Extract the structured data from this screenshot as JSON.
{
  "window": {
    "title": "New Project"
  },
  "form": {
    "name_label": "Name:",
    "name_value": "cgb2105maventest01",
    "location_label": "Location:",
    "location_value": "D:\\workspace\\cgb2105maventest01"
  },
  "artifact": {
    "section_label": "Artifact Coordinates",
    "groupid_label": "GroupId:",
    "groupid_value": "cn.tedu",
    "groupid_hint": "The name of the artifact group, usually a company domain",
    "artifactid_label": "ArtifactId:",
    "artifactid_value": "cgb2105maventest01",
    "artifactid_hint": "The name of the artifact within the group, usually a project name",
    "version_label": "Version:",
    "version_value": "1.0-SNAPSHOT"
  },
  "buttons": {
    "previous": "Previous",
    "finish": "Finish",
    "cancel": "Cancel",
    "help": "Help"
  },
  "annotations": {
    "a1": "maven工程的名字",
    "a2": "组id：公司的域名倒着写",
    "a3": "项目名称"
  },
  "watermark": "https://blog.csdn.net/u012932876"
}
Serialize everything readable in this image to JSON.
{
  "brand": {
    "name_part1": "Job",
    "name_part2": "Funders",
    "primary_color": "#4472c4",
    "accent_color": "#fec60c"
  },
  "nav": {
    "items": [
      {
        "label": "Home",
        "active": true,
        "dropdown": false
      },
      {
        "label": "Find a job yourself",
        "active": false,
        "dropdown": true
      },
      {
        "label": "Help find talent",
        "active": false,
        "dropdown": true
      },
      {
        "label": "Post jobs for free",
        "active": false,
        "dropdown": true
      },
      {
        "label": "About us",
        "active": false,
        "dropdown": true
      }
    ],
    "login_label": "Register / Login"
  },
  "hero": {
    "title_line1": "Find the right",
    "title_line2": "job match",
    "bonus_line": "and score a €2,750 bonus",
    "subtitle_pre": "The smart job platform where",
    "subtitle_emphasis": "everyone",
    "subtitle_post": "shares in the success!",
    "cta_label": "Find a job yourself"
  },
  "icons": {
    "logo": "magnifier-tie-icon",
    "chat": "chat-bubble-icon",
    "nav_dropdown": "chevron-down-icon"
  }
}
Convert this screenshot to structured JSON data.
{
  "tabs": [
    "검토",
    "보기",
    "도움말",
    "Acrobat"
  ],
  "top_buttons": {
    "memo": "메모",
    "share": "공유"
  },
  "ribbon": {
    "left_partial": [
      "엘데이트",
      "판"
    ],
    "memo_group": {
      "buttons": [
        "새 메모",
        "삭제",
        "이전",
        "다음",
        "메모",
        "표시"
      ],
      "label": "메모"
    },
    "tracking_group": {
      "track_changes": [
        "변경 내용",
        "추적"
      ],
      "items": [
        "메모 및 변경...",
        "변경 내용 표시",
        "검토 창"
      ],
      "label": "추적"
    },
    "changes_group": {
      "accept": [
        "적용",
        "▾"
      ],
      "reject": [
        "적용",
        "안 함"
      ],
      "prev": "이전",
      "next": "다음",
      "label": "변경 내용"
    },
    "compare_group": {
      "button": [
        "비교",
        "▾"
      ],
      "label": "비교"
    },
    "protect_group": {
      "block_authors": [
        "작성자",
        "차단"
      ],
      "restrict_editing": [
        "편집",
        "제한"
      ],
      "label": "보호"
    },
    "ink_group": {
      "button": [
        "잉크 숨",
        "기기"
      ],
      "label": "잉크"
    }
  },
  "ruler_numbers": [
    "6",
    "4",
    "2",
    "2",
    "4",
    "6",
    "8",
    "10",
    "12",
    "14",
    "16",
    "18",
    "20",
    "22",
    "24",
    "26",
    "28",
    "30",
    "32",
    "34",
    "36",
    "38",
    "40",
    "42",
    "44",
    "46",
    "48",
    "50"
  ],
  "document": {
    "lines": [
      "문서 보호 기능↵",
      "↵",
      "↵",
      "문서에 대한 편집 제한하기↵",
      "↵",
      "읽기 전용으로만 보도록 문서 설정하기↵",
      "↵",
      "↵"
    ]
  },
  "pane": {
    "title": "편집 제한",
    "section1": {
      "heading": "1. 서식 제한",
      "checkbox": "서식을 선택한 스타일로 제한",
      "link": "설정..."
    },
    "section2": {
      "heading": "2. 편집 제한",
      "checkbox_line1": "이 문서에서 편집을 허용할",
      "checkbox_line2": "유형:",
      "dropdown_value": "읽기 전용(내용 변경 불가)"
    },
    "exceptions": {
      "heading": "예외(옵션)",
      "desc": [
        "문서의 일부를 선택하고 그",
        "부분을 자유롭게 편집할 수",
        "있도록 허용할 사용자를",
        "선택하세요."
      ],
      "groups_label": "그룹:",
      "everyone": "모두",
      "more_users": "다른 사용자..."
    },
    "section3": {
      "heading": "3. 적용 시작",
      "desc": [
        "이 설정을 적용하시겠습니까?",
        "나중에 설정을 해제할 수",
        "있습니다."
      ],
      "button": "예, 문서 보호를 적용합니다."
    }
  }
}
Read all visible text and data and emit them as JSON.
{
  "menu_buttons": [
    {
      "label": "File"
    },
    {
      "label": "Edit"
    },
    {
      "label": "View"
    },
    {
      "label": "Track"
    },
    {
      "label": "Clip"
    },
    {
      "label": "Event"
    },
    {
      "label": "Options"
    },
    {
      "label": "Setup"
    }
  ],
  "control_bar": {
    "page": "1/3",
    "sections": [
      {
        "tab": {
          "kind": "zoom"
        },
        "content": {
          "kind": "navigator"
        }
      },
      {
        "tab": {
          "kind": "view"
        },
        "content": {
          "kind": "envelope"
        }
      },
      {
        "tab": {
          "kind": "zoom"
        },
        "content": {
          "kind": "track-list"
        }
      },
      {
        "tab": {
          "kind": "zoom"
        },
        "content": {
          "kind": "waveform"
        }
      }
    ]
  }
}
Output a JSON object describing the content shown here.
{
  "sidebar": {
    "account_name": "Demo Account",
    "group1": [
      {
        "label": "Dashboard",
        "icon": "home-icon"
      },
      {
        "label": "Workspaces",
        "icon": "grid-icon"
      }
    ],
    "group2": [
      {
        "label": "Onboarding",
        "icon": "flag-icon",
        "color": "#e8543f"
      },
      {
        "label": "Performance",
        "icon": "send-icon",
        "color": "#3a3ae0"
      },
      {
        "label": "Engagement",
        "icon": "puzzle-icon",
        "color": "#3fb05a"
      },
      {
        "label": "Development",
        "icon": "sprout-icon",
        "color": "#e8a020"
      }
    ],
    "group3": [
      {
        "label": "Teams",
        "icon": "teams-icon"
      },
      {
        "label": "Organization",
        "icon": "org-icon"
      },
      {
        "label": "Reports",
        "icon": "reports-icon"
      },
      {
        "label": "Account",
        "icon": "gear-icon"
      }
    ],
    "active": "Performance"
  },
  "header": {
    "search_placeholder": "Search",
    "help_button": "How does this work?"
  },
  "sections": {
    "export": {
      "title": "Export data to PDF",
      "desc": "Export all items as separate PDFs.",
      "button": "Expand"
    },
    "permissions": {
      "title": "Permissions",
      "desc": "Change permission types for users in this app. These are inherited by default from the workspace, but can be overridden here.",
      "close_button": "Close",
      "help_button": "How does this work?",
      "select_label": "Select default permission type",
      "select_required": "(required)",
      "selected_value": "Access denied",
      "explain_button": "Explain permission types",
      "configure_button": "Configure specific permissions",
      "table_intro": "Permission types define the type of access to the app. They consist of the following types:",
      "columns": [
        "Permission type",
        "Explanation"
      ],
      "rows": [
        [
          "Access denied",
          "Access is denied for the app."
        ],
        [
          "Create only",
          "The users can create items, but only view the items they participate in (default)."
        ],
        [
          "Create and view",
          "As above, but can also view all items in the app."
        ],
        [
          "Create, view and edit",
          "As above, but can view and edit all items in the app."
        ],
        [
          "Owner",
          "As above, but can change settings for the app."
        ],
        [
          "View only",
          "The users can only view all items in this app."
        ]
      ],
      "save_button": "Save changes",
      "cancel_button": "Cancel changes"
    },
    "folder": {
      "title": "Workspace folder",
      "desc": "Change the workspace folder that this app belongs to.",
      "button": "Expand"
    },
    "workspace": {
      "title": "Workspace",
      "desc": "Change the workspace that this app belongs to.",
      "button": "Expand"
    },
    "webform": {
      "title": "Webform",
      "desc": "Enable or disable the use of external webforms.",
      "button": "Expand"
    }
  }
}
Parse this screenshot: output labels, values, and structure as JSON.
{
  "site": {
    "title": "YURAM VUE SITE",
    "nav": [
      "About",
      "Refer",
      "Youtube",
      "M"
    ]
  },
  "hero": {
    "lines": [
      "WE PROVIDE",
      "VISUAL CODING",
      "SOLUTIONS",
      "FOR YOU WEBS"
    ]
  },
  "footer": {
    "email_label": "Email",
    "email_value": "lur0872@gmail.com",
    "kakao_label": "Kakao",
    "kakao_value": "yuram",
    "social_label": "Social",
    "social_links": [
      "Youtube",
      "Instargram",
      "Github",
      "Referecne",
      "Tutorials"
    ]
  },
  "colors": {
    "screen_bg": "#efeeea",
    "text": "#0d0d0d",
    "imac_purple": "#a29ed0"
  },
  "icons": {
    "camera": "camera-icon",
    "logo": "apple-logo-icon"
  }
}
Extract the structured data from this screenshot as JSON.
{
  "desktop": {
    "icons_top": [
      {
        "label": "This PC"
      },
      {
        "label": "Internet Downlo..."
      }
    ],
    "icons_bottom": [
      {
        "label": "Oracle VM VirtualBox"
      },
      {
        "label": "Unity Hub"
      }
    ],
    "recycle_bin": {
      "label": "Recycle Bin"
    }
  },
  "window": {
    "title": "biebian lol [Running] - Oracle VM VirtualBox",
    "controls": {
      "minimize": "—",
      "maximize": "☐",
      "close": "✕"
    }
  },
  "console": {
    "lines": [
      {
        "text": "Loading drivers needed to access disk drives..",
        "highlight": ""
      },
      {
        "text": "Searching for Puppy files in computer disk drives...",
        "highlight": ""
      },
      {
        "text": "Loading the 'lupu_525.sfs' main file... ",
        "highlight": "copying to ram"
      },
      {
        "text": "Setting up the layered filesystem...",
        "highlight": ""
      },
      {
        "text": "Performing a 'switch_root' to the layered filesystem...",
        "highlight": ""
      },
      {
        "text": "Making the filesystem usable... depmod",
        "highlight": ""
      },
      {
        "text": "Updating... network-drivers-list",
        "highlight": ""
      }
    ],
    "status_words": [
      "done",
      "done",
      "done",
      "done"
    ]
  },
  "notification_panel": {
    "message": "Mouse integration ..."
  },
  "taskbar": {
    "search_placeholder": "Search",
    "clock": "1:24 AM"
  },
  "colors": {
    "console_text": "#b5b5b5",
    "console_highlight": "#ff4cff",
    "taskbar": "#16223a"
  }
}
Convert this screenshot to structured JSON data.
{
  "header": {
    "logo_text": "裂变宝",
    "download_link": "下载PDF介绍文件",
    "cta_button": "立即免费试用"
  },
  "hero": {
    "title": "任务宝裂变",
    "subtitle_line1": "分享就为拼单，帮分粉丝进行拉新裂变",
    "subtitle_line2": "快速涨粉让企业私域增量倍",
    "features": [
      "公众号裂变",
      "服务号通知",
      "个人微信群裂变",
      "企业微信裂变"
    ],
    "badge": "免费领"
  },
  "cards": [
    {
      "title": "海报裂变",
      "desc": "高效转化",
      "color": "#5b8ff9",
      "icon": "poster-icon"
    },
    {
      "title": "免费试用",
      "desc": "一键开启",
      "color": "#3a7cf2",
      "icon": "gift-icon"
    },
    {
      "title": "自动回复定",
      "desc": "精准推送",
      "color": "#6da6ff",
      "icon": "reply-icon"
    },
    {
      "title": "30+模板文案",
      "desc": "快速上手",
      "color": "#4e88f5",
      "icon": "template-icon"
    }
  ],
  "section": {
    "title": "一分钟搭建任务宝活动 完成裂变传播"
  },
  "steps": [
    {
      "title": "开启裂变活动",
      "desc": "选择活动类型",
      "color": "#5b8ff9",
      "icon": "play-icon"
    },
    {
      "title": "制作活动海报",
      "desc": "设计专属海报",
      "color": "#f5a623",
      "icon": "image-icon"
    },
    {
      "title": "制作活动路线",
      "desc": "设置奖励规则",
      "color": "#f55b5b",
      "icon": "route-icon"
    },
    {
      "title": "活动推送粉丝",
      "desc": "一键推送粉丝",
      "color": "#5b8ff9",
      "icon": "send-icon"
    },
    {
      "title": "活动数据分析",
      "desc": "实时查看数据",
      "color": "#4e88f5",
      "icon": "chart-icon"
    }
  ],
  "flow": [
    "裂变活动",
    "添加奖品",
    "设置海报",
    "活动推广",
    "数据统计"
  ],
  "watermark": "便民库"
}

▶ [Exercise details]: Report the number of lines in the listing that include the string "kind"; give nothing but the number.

▶ [Your response]: 8